WORK TO BE COMPLETED: Quote every entry word for word.

EXERCISE DATA:
[Start of section]

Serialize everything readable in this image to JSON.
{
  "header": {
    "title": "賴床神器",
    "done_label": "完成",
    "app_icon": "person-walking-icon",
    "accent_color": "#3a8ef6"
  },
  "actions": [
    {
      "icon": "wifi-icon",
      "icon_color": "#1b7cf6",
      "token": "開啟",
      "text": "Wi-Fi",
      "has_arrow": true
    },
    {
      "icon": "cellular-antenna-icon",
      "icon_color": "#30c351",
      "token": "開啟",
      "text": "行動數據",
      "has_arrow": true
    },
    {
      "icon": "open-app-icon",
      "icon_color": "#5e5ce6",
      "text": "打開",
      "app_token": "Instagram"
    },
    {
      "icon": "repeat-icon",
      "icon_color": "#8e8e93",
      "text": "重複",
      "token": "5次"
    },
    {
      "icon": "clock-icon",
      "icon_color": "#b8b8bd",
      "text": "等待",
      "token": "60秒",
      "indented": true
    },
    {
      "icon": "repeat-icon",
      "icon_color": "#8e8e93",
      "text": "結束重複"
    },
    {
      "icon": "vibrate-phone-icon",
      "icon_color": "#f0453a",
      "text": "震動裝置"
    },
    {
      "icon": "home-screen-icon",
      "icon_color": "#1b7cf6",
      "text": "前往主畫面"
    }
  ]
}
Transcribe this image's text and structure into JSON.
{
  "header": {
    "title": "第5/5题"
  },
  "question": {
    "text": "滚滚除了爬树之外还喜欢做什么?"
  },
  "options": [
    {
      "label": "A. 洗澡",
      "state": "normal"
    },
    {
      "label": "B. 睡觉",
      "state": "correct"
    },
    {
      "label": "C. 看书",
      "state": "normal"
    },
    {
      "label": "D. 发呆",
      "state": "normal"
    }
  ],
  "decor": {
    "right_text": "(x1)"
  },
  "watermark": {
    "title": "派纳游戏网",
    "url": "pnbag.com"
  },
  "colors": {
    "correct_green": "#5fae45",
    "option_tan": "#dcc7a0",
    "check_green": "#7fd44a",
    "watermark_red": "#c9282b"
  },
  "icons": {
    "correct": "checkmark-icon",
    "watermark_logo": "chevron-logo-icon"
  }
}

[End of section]

SOLUTION BELOW:
Serialize everything readable in this image to JSON.
{
  "header": {
    "title": "賴床神器",
    "done_label": "完成",
    "app_icon": "person-walking-icon",
    "accent_color": "#3a8ef6"
  },
  "actions": [
    {
      "icon": "wifi-icon",
      "icon_color": "#1b7cf6",
      "token": "開啟",
      "text": "Wi-Fi",
      "has_arrow": true
    },
    {
      "icon": "cellular-antenna-icon",
      "icon_color": "#30c351",
      "token": "開啟",
      "text": "行動數據",
      "has_arrow": true
    },
    {
      "icon": "open-app-icon",
      "icon_color": "#5e5ce6",
      "text": "打開",
      "app_token": "Instagram"
    },
    {
      "icon": "repeat-icon",
      "icon_color": "#8e8e93",
      "text": "重複",
      "token": "5次"
    },
    {
      "icon": "clock-icon",
      "icon_color": "#b8b8bd",
      "text": "等待",
      "token": "60秒",
      "indented": true
    },
    {
      "icon": "repeat-icon",
      "icon_color": "#8e8e93",
      "text": "結束重複"
    },
    {
      "icon": "vibrate-phone-icon",
      "icon_color": "#f0453a",
      "text": "震動裝置"
    },
    {
      "icon": "home-screen-icon",
      "icon_color": "#1b7cf6",
      "text": "前往主畫面"
    }
  ]
}
Transcribe this image's text and structure into JSON.
{
  "header": {
    "title": "第5/5题"
  },
  "question": {
    "text": "滚滚除了爬树之外还喜欢做什么?"
  },
  "options": [
    {
      "label": "A. 洗澡",
      "state": "normal"
    },
    {
      "label": "B. 睡觉",
      "state": "correct"
    },
    {
      "label": "C. 看书",
      "state": "normal"
    },
    {
      "label": "D. 发呆",
      "state": "normal"
    }
  ],
  "decor": {
    "right_text": "(x1)"
  },
  "watermark": {
    "title": "派纳游戏网",
    "url": "pnbag.com"
  },
  "colors": {
    "correct_green": "#5fae45",
    "option_tan": "#dcc7a0",
    "check_green": "#7fd44a",
    "watermark_red": "#c9282b"
  },
  "icons": {
    "correct": "checkmark-icon",
    "watermark_logo": "chevron-logo-icon"
  }
}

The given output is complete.